Some societies are getting rid of physical cash and have plans to phase it out completely

Australia being the sixth-most cashless society on earth in line with the rate of electronic transactions could see an end to most cash payments by as early as 2025. It will be hard to stop cash use completely unless a blanket ban is introduced, it is getting that way as laws have just been passed with it now being illegal to pay for anything in cash over $10,000 Australian Dollars. In spite of the cracking down on cash use, the RBA is printing new banknotes every day and updating the currency to make it safer and accessible.

Swedens cash transaction only amounts for 2% of trade and the government decided that to get rid of cash completely would cut off the most vulnerable in society including the elderly who may not be so up to speed with online banking and digital currencies.

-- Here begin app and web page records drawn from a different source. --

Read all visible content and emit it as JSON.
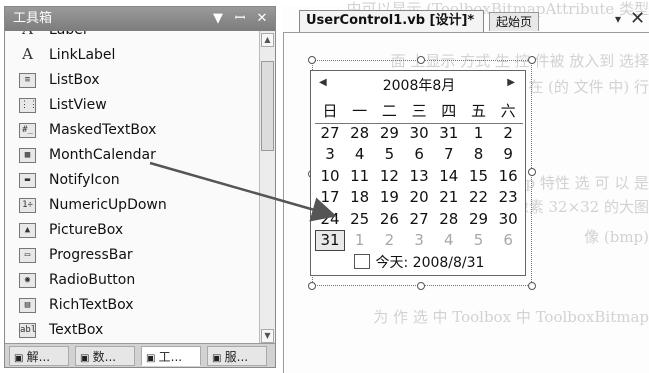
{
  "toolbox": {
    "title": "工具箱",
    "controls": {
      "dropdown": "▼",
      "pin": "ꟷ",
      "close": "✕"
    },
    "items": [
      {
        "label": "Label",
        "icon": "label-icon",
        "glyph": "A"
      },
      {
        "label": "LinkLabel",
        "icon": "linklabel-icon",
        "glyph": "A"
      },
      {
        "label": "ListBox",
        "icon": "listbox-icon",
        "glyph": "≡"
      },
      {
        "label": "ListView",
        "icon": "listview-icon",
        "glyph": "⋮⋮"
      },
      {
        "label": "MaskedTextBox",
        "icon": "maskedtextbox-icon",
        "glyph": "#_"
      },
      {
        "label": "MonthCalendar",
        "icon": "monthcalendar-icon",
        "glyph": "▦"
      },
      {
        "label": "NotifyIcon",
        "icon": "notifyicon-icon",
        "glyph": "▬"
      },
      {
        "label": "NumericUpDown",
        "icon": "numericupdown-icon",
        "glyph": "1÷"
      },
      {
        "label": "PictureBox",
        "icon": "picturebox-icon",
        "glyph": "▲"
      },
      {
        "label": "ProgressBar",
        "icon": "progressbar-icon",
        "glyph": "▭"
      },
      {
        "label": "RadioButton",
        "icon": "radiobutton-icon",
        "glyph": "◉"
      },
      {
        "label": "RichTextBox",
        "icon": "richtextbox-icon",
        "glyph": "▤"
      },
      {
        "label": "TextBox",
        "icon": "textbox-icon",
        "glyph": "abl"
      }
    ],
    "bottom_tabs": [
      {
        "label": "解...",
        "icon": "solution-explorer-icon"
      },
      {
        "label": "数...",
        "icon": "data-sources-icon"
      },
      {
        "label": "工...",
        "icon": "toolbox-tools-icon",
        "active": true
      },
      {
        "label": "服...",
        "icon": "server-explorer-icon"
      }
    ]
  },
  "designer": {
    "active_tab": "UserControl1.vb [设计]*",
    "start_tab": "起始页",
    "dropdown_glyph": "▾",
    "close_glyph": "✕",
    "background_lines": [
      "中可以显示 (ToolboxBitmapAttribute 类型",
      "面 上显示 方式 生 控 件被 放入到 选择",
      "在 (的 文件 中) 行",
      "控件 的 ToolboxBitmap 特性 选 可 以 是",
      "大小 的 Bitmap 像素 32×32 的大图",
      "像 (bmp)",
      "为 作 选 中 Toolbox 中 ToolboxBitmap"
    ]
  },
  "calendar": {
    "month_label": "2008年8月",
    "prev_glyph": "◀",
    "next_glyph": "▶",
    "weekdays": [
      "日",
      "一",
      "二",
      "三",
      "四",
      "五",
      "六"
    ],
    "weeks": [
      [
        {
          "d": "27",
          "dim": false
        },
        {
          "d": "28",
          "dim": false
        },
        {
          "d": "29",
          "dim": false
        },
        {
          "d": "30",
          "dim": false
        },
        {
          "d": "31",
          "dim": false
        },
        {
          "d": "1",
          "dim": false
        },
        {
          "d": "2",
          "dim": false
        }
      ],
      [
        {
          "d": "3",
          "dim": false
        },
        {
          "d": "4",
          "dim": false
        },
        {
          "d": "5",
          "dim": false
        },
        {
          "d": "6",
          "dim": false
        },
        {
          "d": "7",
          "dim": false
        },
        {
          "d": "8",
          "dim": false
        },
        {
          "d": "9",
          "dim": false
        }
      ],
      [
        {
          "d": "10",
          "dim": false
        },
        {
          "d": "11",
          "dim": false
        },
        {
          "d": "12",
          "dim": false
        },
        {
          "d": "13",
          "dim": false
        },
        {
          "d": "14",
          "dim": false
        },
        {
          "d": "15",
          "dim": false
        },
        {
          "d": "16",
          "dim": false
        }
      ],
      [
        {
          "d": "17",
          "dim": false
        },
        {
          "d": "18",
          "dim": false
        },
        {
          "d": "19",
          "dim": false
        },
        {
          "d": "20",
          "dim": false
        },
        {
          "d": "21",
          "dim": false
        },
        {
          "d": "22",
          "dim": false
        },
        {
          "d": "23",
          "dim": false
        }
      ],
      [
        {
          "d": "24",
          "dim": false
        },
        {
          "d": "25",
          "dim": false
        },
        {
          "d": "26",
          "dim": false
        },
        {
          "d": "27",
          "dim": false
        },
        {
          "d": "28",
          "dim": false
        },
        {
          "d": "29",
          "dim": false
        },
        {
          "d": "30",
          "dim": false
        }
      ],
      [
        {
          "d": "31",
          "dim": false,
          "today": true
        },
        {
          "d": "1",
          "dim": true
        },
        {
          "d": "2",
          "dim": true
        },
        {
          "d": "3",
          "dim": true
        },
        {
          "d": "4",
          "dim": true
        },
        {
          "d": "5",
          "dim": true
        },
        {
          "d": "6",
          "dim": true
        }
      ]
    ],
    "today_label": "今天: 2008/8/31"
  },
  "colors": {
    "panel_title": "#8a8a8a",
    "arrow": "#555555"
  }
}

Venezuela’s government and its out of control spending, strict currency controls and other policies have led to massive hyperinflation, the Bolívar has collapsed and banknotes in circulation are worth pennies, some who go to collect their pension from the banks are told to come back to get the rest later, the country is running out of useable currency in circulation due to its soaring prices.

Venezuela plans for a 95% reliance on digital transactions but 40% of the country does not have access to a bank account, for these people they must rely on physical cash but can only purchase this on the black market as there are not enough banknotes in the country.

Shops and restaurants in China are moving toward taking only smartphone payments such as Alipay but it did not go to plan for a new supermarket chain where customers can buy fresh food at the store as well as ordering it online but the one catch is that customers could not pay with cash but only able to pay with a smartphone or at the self-checkouts using debit and credit cards.

It is very common to pay for goods and services with a QR code or using Alibaba’s Alipay in China but after complaints to the authorities, Hana, the supermarket chain had to install cash registers.

There are many cases of government and financial institutions wanting a cashless society but putting this into practice is an entirely different matter and simply unfeasible for many, eventually this will come but it is not as close as we may think, blockchain technologies may help bridge this divide and in time as more and more people become aware as well as comfortable using it, inroads can then be made to rid society of its physical cash.